So why this title then? Well, it comes, (OK, completely pretentiously), from Kant, who to date I would not dream of reading at length in the original, but from whom the occasional snippet makes gratifying good sense.
He wrote (somewhere other than in the Critique of Pure Reason):
"Enlightenment is man's emergence from his self-incurred immaturity. Immaturity is the inability to use one's own understanding without direction from another. This immaturity is self-incurred if its cause is not lack of understanding, but lack of resolve and courage to use it without another's guidance. Sapere aude! Dare to know! This is the motto of the Enlightenment."
I realise that this phrase could read like an extremely presumptious and rude demand. I mean most of you out there will be courageous free-thinkers anyway. You don't need me to tell you to think for yourselves. But actually I really didn't mean it that way. It was intended entirely as an invocation to myself, a reminder to have the courage to think and say things I haven't just read somewhere else, a reminder also to have the courage to examine subjects that I would rather forget about. (which is all rather self-defeating, in this instance, seeing as all the ideas here have actually been garnered pretty directly from some authoritative source and also don't give me the willies, but anyway...)

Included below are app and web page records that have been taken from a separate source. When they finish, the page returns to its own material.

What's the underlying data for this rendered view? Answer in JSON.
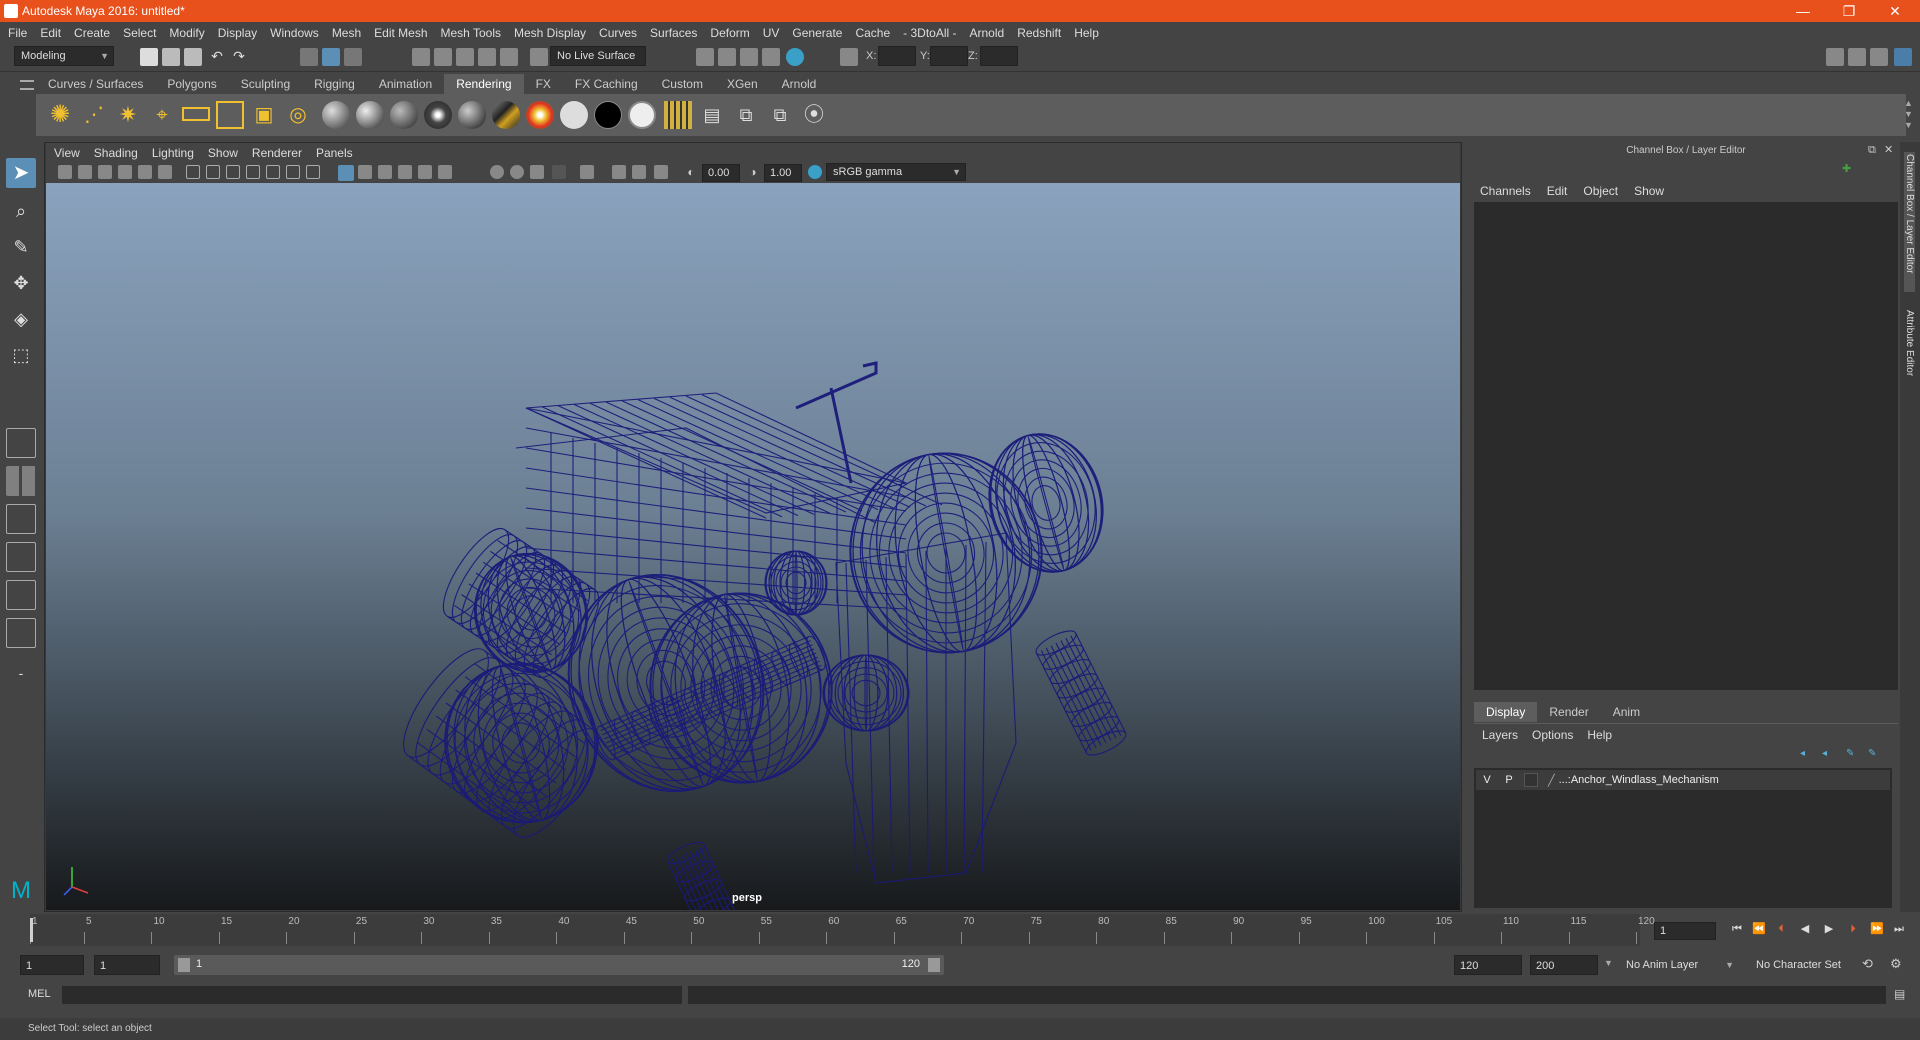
{
  "window": {
    "title": "Autodesk Maya 2016: untitled*"
  },
  "menubar": [
    "File",
    "Edit",
    "Create",
    "Select",
    "Modify",
    "Display",
    "Windows",
    "Mesh",
    "Edit Mesh",
    "Mesh Tools",
    "Mesh Display",
    "Curves",
    "Surfaces",
    "Deform",
    "UV",
    "Generate",
    "Cache",
    "- 3DtoAll -",
    "Arnold",
    "Redshift",
    "Help"
  ],
  "toolbar": {
    "mode": "Modeling",
    "live_surface": "No Live Surface",
    "x_label": "X:",
    "y_label": "Y:",
    "z_label": "Z:"
  },
  "shelf": {
    "tabs": [
      "Curves / Surfaces",
      "Polygons",
      "Sculpting",
      "Rigging",
      "Animation",
      "Rendering",
      "FX",
      "FX Caching",
      "Custom",
      "XGen",
      "Arnold"
    ],
    "active_tab": "Rendering"
  },
  "viewport": {
    "menu": [
      "View",
      "Shading",
      "Lighting",
      "Show",
      "Renderer",
      "Panels"
    ],
    "exposure": "0.00",
    "gamma": "1.00",
    "color_space": "sRGB gamma",
    "camera": "persp",
    "wire_color": "#1a1a7a"
  },
  "channel_box": {
    "title": "Channel Box / Layer Editor",
    "menu": [
      "Channels",
      "Edit",
      "Object",
      "Show"
    ]
  },
  "layer_editor": {
    "tabs": [
      "Display",
      "Render",
      "Anim"
    ],
    "active_tab": "Display",
    "menu": [
      "Layers",
      "Options",
      "Help"
    ],
    "layers": [
      {
        "v": "V",
        "p": "P",
        "name": "...:Anchor_Windlass_Mechanism"
      }
    ]
  },
  "side_tabs": [
    "Channel Box / Layer Editor",
    "Attribute Editor"
  ],
  "timeline": {
    "ticks": [
      "1",
      "5",
      "10",
      "15",
      "20",
      "25",
      "30",
      "35",
      "40",
      "45",
      "50",
      "55",
      "60",
      "65",
      "70",
      "75",
      "80",
      "85",
      "90",
      "95",
      "100",
      "105",
      "110",
      "115",
      "120"
    ],
    "current_frame": "1"
  },
  "range": {
    "start": "1",
    "playback_start": "1",
    "slider_start": "1",
    "slider_end": "120",
    "playback_end": "120",
    "end": "200",
    "anim_layer": "No Anim Layer",
    "character_set": "No Character Set"
  },
  "cmdline": {
    "label": "MEL"
  },
  "status": "Select Tool: select an object"
}
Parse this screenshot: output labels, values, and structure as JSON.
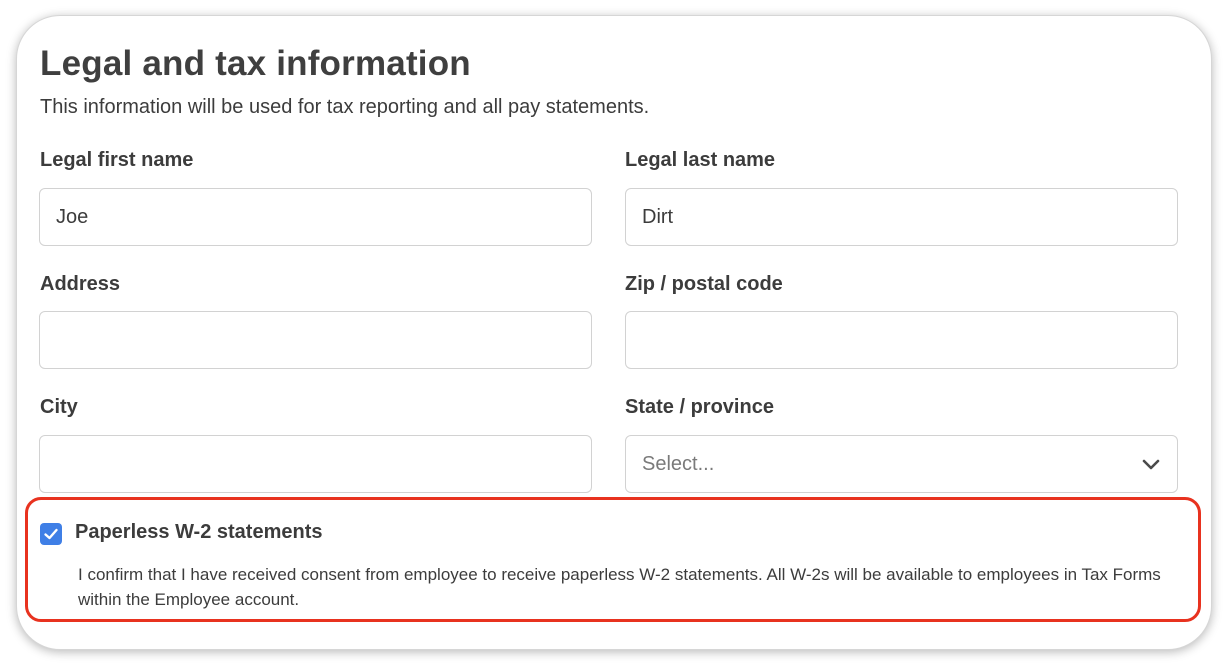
{
  "section": {
    "title": "Legal and tax information",
    "subtitle": "This information will be used for tax reporting and all pay statements."
  },
  "fields": {
    "first_name": {
      "label": "Legal first name",
      "value": "Joe"
    },
    "last_name": {
      "label": "Legal last name",
      "value": "Dirt"
    },
    "address": {
      "label": "Address",
      "value": ""
    },
    "zip": {
      "label": "Zip / postal code",
      "value": ""
    },
    "city": {
      "label": "City",
      "value": ""
    },
    "state": {
      "label": "State / province",
      "placeholder": "Select..."
    }
  },
  "paperless": {
    "checked": true,
    "label": "Paperless W-2 statements",
    "description": "I confirm that I have received consent from employee to receive paperless W-2 statements. All W-2s will be available to employees in Tax Forms within the Employee account."
  },
  "colors": {
    "checkbox": "#3f7fe6",
    "highlight_border": "#e8321f",
    "input_border": "#d2d2d2"
  },
  "icons": {
    "checkbox": "checkmark-icon",
    "select": "chevron-down-icon"
  }
}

I also felt that it was a good title for what may well be largely a Home Educating blog. Home Educators do frequently find that they must think for themselves. They must make things up as they go along, not only in addressing the issue of learning in an entirely different way, but also in the experience of fielding the questions our children raise, (which we often find to be far from those that are dealt with in the standard curriculum and indeed often beyond the scope of most explanations.) We also have to meet the ever changing challenges of government intrusion with creative thought and action. I guess that should make us mature. Well...